▶ **Your assignment**
All of the entries need to be printed again exactly; pictures are the only thing to omit.
===============
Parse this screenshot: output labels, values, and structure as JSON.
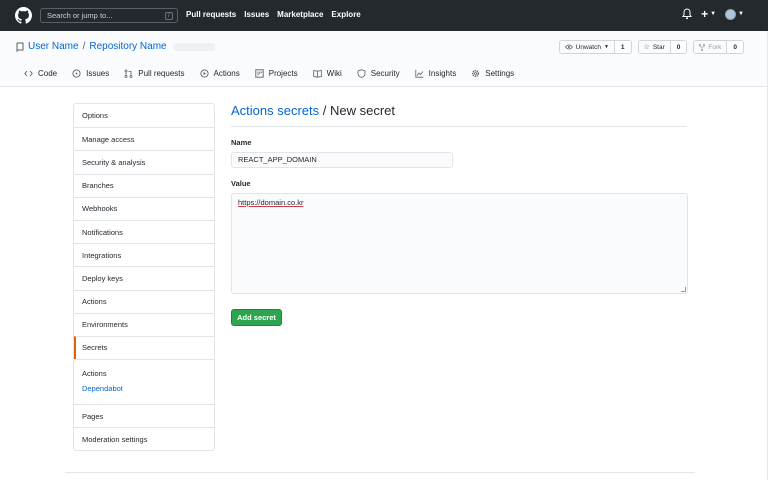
{
  "header": {
    "search_placeholder": "Search or jump to...",
    "search_key": "/",
    "nav": [
      "Pull requests",
      "Issues",
      "Marketplace",
      "Explore"
    ],
    "plus": "+"
  },
  "repo": {
    "owner": "User Name",
    "separator": "/",
    "name": "Repository Name",
    "unwatch_label": "Unwatch",
    "unwatch_count": "1",
    "star_label": "Star",
    "star_count": "0",
    "fork_label": "Fork",
    "fork_count": "0"
  },
  "tabs": [
    {
      "label": "Code",
      "icon": "code-icon"
    },
    {
      "label": "Issues",
      "icon": "issue-icon"
    },
    {
      "label": "Pull requests",
      "icon": "pull-request-icon"
    },
    {
      "label": "Actions",
      "icon": "play-icon"
    },
    {
      "label": "Projects",
      "icon": "project-icon"
    },
    {
      "label": "Wiki",
      "icon": "book-icon"
    },
    {
      "label": "Security",
      "icon": "shield-icon"
    },
    {
      "label": "Insights",
      "icon": "graph-icon"
    },
    {
      "label": "Settings",
      "icon": "gear-icon"
    }
  ],
  "sidebar": {
    "items": [
      "Options",
      "Manage access",
      "Security & analysis",
      "Branches",
      "Webhooks",
      "Notifications",
      "Integrations",
      "Deploy keys",
      "Actions",
      "Environments",
      "Secrets"
    ],
    "sub_items": [
      "Actions",
      "Dependabot"
    ],
    "items_after": [
      "Pages",
      "Moderation settings"
    ]
  },
  "main": {
    "title_link": "Actions secrets",
    "title_rest": " / New secret",
    "name_label": "Name",
    "name_value": "REACT_APP_DOMAIN",
    "value_label": "Value",
    "value_text": "https://domain.co.kr",
    "submit_label": "Add secret"
  },
  "colors": {
    "header_bg": "#24292e",
    "link": "#0366d6",
    "primary_button": "#2ea44f",
    "selected_marker": "#e36209"
  }
}
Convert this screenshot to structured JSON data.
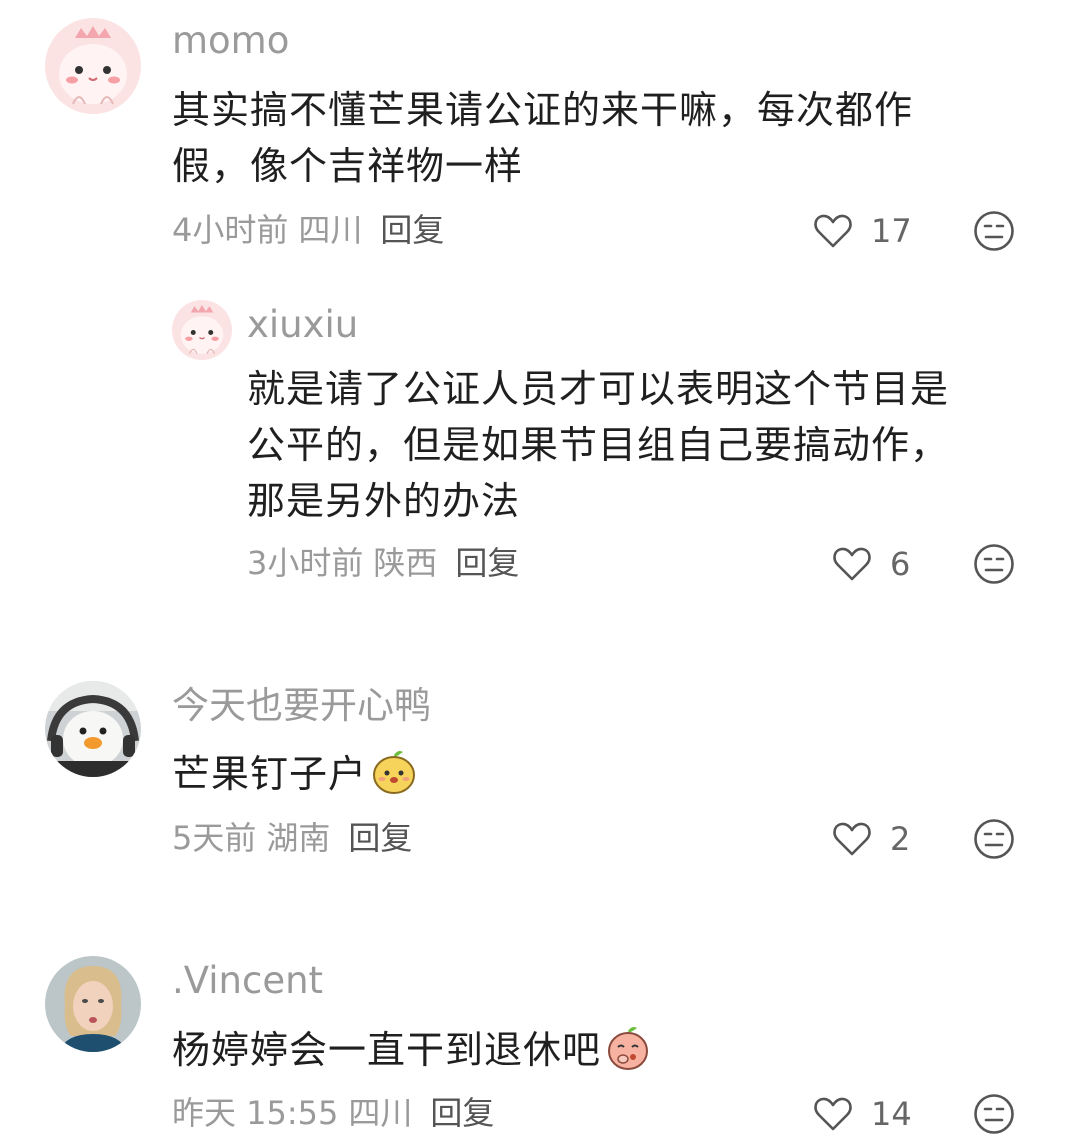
{
  "comments": [
    {
      "username": "momo",
      "content_lines": [
        "其实搞不懂芒果请公证的来干嘛，每次都作",
        "假，像个吉祥物一样"
      ],
      "time": "4小时前",
      "location": "四川",
      "reply_label": "回复",
      "likes": "17",
      "avatar_icon": "pink-dino-avatar-icon"
    },
    {
      "username": "xiuxiu",
      "content_lines": [
        "就是请了公证人员才可以表明这个节目是",
        "公平的，但是如果节目组自己要搞动作，",
        "那是另外的办法"
      ],
      "time": "3小时前",
      "location": "陕西",
      "reply_label": "回复",
      "likes": "6",
      "avatar_icon": "pink-dino-avatar-icon"
    },
    {
      "username": "今天也要开心鸭",
      "content_lines": [
        "芒果钉子户"
      ],
      "emoji": "mango-face-emoji",
      "time": "5天前",
      "location": "湖南",
      "reply_label": "回复",
      "likes": "2",
      "avatar_icon": "duck-plush-avatar-icon"
    },
    {
      "username": ".Vincent",
      "content_lines": [
        "杨婷婷会一直干到退休吧"
      ],
      "emoji": "shy-peach-emoji",
      "time": "昨天 15:55",
      "location": "四川",
      "reply_label": "回复",
      "likes": "14",
      "avatar_icon": "portrait-avatar-icon"
    }
  ],
  "colors": {
    "meta_text": "#9a9a9a",
    "content_text": "#1f1f1f",
    "reply_text": "#555555",
    "icon_stroke": "#555555"
  }
}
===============
▶ **Final answer**
Parse this screenshot: output labels, values, and structure as JSON.
{
  "header": {
    "search_placeholder": "Search or jump to...",
    "search_key": "/",
    "nav": [
      "Pull requests",
      "Issues",
      "Marketplace",
      "Explore"
    ],
    "plus": "+"
  },
  "repo": {
    "owner": "User Name",
    "separator": "/",
    "name": "Repository Name",
    "unwatch_label": "Unwatch",
    "unwatch_count": "1",
    "star_label": "Star",
    "star_count": "0",
    "fork_label": "Fork",
    "fork_count": "0"
  },
  "tabs": [
    {
      "label": "Code",
      "icon": "code-icon"
    },
    {
      "label": "Issues",
      "icon": "issue-icon"
    },
    {
      "label": "Pull requests",
      "icon": "pull-request-icon"
    },
    {
      "label": "Actions",
      "icon": "play-icon"
    },
    {
      "label": "Projects",
      "icon": "project-icon"
    },
    {
      "label": "Wiki",
      "icon": "book-icon"
    },
    {
      "label": "Security",
      "icon": "shield-icon"
    },
    {
      "label": "Insights",
      "icon": "graph-icon"
    },
    {
      "label": "Settings",
      "icon": "gear-icon"
    }
  ],
  "sidebar": {
    "items": [
      "Options",
      "Manage access",
      "Security & analysis",
      "Branches",
      "Webhooks",
      "Notifications",
      "Integrations",
      "Deploy keys",
      "Actions",
      "Environments",
      "Secrets"
    ],
    "sub_items": [
      "Actions",
      "Dependabot"
    ],
    "items_after": [
      "Pages",
      "Moderation settings"
    ]
  },
  "main": {
    "title_link": "Actions secrets",
    "title_rest": " / New secret",
    "name_label": "Name",
    "name_value": "REACT_APP_DOMAIN",
    "value_label": "Value",
    "value_text": "https://domain.co.kr",
    "submit_label": "Add secret"
  },
  "colors": {
    "header_bg": "#24292e",
    "link": "#0366d6",
    "primary_button": "#2ea44f",
    "selected_marker": "#e36209"
  }
}
Convert this screenshot to structured JSON data.
{
  "comments": [
    {
      "username": "momo",
      "content_lines": [
        "其实搞不懂芒果请公证的来干嘛，每次都作",
        "假，像个吉祥物一样"
      ],
      "time": "4小时前",
      "location": "四川",
      "reply_label": "回复",
      "likes": "17",
      "avatar_icon": "pink-dino-avatar-icon"
    },
    {
      "username": "xiuxiu",
      "content_lines": [
        "就是请了公证人员才可以表明这个节目是",
        "公平的，但是如果节目组自己要搞动作，",
        "那是另外的办法"
      ],
      "time": "3小时前",
      "location": "陕西",
      "reply_label": "回复",
      "likes": "6",
      "avatar_icon": "pink-dino-avatar-icon"
    },
    {
      "username": "今天也要开心鸭",
      "content_lines": [
        "芒果钉子户"
      ],
      "emoji": "mango-face-emoji",
      "time": "5天前",
      "location": "湖南",
      "reply_label": "回复",
      "likes": "2",
      "avatar_icon": "duck-plush-avatar-icon"
    },
    {
      "username": ".Vincent",
      "content_lines": [
        "杨婷婷会一直干到退休吧"
      ],
      "emoji": "shy-peach-emoji",
      "time": "昨天 15:55",
      "location": "四川",
      "reply_label": "回复",
      "likes": "14",
      "avatar_icon": "portrait-avatar-icon"
    }
  ],
  "colors": {
    "meta_text": "#9a9a9a",
    "content_text": "#1f1f1f",
    "reply_text": "#555555",
    "icon_stroke": "#555555"
  }
}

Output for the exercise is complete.